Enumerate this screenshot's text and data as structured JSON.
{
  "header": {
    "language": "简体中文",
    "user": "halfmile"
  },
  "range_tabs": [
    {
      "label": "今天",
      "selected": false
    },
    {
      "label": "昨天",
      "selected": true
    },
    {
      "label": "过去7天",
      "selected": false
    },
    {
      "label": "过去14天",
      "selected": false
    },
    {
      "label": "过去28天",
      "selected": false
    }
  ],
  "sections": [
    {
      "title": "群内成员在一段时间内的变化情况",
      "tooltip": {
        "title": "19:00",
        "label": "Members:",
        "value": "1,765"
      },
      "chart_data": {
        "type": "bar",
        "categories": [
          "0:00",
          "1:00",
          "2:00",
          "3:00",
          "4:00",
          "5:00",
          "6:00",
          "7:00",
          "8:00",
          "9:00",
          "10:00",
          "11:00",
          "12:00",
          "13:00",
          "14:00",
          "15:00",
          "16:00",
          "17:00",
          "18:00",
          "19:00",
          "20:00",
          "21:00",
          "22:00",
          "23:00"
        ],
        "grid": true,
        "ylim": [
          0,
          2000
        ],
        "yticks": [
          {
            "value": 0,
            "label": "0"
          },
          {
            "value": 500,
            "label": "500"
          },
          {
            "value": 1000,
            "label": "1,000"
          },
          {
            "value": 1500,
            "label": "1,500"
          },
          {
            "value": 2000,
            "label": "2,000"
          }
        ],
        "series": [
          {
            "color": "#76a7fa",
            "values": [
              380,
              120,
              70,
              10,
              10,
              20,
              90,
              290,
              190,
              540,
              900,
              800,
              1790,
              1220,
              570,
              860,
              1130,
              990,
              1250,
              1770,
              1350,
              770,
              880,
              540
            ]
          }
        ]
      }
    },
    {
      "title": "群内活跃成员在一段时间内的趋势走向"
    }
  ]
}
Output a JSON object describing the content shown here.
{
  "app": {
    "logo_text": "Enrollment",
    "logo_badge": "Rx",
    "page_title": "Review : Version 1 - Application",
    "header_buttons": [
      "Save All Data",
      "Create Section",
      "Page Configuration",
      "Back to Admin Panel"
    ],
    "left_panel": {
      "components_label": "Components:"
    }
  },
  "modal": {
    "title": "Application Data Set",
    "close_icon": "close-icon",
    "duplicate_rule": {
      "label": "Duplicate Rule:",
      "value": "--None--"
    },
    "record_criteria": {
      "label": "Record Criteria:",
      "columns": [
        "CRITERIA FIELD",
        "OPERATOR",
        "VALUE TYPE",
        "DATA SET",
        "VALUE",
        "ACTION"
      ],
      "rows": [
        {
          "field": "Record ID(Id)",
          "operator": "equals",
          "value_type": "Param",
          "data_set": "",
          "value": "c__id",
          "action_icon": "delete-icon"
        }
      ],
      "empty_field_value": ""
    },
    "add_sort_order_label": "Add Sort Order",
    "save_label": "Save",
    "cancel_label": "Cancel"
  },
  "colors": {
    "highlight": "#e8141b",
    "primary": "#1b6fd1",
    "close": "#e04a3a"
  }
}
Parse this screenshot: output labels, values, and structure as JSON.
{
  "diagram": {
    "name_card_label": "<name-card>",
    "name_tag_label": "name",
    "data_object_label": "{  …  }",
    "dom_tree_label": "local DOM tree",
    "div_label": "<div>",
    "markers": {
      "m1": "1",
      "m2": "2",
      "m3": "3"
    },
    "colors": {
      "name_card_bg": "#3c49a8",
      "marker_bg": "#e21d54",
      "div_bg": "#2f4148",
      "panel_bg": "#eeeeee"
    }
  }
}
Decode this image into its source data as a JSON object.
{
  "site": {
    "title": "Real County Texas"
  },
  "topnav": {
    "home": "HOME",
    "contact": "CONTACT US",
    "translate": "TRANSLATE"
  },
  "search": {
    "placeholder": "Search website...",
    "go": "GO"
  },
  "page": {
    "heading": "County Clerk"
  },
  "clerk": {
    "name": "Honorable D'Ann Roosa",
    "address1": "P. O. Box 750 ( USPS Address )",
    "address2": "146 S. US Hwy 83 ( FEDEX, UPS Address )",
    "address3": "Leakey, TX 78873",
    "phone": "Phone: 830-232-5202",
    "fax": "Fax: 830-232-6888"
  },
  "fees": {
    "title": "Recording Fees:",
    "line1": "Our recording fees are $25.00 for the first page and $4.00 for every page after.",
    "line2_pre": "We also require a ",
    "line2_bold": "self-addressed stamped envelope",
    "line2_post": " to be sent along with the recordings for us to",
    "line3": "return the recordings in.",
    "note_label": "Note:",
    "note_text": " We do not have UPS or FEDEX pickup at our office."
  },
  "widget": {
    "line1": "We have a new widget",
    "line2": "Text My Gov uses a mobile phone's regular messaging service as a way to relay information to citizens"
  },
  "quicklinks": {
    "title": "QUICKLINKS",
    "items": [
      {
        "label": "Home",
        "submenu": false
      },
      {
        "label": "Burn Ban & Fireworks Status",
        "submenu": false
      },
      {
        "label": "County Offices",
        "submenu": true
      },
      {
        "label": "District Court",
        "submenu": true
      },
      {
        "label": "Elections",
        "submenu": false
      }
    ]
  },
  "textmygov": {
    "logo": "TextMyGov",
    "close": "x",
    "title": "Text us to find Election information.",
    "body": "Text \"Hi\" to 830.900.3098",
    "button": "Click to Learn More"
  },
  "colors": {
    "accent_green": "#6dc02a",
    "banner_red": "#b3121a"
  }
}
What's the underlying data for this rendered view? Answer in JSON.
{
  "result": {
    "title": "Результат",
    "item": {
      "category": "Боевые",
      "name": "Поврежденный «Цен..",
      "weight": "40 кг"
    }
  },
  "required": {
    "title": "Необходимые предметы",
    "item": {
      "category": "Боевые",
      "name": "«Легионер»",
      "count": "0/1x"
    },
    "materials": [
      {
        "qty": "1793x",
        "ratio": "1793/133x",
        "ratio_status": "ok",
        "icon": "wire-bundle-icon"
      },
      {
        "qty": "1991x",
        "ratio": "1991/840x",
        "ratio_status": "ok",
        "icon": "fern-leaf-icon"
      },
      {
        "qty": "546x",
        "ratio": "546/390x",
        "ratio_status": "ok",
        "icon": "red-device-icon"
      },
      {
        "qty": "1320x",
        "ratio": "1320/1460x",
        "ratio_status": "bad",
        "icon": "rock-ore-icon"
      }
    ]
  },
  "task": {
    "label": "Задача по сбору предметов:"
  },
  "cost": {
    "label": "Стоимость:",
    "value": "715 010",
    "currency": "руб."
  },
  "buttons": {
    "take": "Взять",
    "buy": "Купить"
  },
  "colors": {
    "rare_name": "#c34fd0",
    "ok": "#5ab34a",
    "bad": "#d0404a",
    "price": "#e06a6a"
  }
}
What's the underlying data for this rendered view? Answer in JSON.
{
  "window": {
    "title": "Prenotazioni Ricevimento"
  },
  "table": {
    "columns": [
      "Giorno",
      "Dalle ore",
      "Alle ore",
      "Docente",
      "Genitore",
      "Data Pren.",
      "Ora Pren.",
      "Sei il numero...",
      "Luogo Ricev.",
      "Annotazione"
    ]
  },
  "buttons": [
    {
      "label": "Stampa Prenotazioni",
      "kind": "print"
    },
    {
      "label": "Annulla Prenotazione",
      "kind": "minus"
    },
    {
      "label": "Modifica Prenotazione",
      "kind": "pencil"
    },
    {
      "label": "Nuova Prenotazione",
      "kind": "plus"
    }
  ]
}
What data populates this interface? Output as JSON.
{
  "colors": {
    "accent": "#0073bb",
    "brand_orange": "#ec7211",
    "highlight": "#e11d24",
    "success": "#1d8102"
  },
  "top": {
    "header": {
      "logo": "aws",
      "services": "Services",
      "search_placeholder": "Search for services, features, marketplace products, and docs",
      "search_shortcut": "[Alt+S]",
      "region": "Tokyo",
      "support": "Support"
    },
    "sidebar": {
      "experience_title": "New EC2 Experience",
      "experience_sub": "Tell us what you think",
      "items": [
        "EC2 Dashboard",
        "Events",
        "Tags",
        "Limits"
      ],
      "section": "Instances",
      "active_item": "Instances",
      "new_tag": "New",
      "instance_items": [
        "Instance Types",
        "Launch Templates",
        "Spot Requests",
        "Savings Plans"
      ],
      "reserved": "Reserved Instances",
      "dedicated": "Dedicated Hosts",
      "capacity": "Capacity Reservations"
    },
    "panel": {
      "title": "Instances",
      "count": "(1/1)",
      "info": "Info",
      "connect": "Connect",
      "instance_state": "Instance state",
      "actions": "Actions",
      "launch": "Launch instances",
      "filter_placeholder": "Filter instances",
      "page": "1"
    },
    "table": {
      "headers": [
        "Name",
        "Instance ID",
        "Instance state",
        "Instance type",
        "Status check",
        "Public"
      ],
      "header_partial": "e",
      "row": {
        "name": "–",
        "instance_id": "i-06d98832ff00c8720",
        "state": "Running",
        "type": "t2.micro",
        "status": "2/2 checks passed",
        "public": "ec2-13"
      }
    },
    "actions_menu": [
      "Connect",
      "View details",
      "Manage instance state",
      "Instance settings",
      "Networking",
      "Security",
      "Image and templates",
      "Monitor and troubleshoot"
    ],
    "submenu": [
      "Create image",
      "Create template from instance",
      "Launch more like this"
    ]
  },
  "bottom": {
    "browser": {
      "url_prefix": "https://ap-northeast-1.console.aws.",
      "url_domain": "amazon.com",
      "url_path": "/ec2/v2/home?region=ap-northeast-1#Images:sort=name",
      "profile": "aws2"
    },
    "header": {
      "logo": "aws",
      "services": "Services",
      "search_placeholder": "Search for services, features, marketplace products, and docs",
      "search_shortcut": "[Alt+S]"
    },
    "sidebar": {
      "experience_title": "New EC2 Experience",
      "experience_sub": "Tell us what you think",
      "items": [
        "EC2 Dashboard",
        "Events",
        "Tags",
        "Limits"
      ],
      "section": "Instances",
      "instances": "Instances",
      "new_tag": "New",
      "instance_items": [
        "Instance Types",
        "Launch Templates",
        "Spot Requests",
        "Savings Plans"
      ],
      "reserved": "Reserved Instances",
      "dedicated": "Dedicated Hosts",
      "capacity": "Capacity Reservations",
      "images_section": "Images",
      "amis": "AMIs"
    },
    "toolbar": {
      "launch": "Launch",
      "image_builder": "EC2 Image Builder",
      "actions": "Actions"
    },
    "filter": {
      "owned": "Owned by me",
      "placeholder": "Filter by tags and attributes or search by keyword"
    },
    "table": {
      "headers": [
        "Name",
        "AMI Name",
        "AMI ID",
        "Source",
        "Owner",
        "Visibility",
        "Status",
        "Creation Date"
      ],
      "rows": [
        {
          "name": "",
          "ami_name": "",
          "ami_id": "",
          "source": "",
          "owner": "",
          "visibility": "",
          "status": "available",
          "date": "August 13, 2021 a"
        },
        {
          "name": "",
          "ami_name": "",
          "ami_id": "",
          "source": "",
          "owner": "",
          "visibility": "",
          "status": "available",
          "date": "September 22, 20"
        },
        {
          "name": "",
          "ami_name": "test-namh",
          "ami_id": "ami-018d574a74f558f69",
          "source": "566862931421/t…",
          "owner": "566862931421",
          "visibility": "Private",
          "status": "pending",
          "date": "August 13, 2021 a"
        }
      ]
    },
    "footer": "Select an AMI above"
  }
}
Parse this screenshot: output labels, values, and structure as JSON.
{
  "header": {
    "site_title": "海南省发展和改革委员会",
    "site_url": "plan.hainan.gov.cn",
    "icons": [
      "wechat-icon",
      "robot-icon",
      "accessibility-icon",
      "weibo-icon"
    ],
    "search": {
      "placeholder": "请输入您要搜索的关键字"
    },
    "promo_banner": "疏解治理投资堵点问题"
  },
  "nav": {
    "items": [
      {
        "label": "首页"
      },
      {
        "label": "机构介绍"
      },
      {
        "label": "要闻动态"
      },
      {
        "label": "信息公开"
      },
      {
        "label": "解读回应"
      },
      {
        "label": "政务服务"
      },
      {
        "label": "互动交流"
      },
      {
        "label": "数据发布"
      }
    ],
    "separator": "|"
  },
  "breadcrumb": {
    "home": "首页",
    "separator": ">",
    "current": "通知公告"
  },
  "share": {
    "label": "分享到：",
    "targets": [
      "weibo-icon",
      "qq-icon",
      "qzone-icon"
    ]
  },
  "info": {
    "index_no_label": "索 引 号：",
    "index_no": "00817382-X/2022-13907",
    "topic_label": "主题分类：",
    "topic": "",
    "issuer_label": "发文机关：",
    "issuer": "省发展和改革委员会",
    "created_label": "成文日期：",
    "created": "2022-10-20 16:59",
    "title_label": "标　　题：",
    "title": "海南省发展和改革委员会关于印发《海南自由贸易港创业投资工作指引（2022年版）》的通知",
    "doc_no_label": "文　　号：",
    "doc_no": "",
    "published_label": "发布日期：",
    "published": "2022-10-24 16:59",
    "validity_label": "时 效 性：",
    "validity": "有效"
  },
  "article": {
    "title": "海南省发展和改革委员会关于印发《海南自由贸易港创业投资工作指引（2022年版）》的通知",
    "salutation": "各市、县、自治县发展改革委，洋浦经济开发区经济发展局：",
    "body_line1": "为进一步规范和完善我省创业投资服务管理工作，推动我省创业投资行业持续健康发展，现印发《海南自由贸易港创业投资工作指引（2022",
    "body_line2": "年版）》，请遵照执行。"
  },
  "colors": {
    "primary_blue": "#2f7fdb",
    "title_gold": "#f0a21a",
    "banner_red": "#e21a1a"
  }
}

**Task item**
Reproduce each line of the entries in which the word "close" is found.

**Result of this task**
    "close_icon": "close-icon",
    "close": "#e04a3a"
    "close": "x",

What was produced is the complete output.